• _Task to complete_: Look through the listing for the word "addresses". Copy each line that has it.

····················

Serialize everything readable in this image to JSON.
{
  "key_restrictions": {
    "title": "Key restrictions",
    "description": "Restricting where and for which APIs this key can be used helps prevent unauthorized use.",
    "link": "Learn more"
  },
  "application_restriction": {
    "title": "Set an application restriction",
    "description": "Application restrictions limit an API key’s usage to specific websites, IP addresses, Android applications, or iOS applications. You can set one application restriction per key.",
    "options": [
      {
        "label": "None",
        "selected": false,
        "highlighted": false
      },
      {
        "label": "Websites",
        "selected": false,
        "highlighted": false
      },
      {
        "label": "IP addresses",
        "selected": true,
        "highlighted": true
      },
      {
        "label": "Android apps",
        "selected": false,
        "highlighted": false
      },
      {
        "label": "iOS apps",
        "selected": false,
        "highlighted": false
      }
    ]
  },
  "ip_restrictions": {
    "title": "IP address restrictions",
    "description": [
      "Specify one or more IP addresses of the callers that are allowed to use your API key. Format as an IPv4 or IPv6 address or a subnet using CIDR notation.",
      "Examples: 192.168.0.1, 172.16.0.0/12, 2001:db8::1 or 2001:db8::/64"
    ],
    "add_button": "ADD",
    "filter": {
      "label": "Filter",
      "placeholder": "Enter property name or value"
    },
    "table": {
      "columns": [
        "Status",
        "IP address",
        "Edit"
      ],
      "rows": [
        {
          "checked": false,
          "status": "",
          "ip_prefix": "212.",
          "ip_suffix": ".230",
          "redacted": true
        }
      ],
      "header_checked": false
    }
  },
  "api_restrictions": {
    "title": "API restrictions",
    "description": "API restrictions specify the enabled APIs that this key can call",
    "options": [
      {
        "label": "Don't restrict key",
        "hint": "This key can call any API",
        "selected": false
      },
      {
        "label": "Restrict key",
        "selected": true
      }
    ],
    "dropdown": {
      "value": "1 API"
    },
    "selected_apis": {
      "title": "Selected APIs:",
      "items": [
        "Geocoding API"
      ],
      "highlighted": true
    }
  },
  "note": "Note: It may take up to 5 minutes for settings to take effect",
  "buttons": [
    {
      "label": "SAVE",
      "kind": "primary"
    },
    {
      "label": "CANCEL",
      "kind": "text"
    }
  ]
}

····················

• _Answer to this exercise_:
    "description": "Application restrictions limit an API key’s usage to specific websites, IP addresses, Android applications, or iOS applications. You can set one application restriction per key.",
        "label": "IP addresses",
      "Specify one or more IP addresses of the callers that are allowed to use your API key. Format as an IPv4 or IPv6 address or a subnet using CIDR notation.",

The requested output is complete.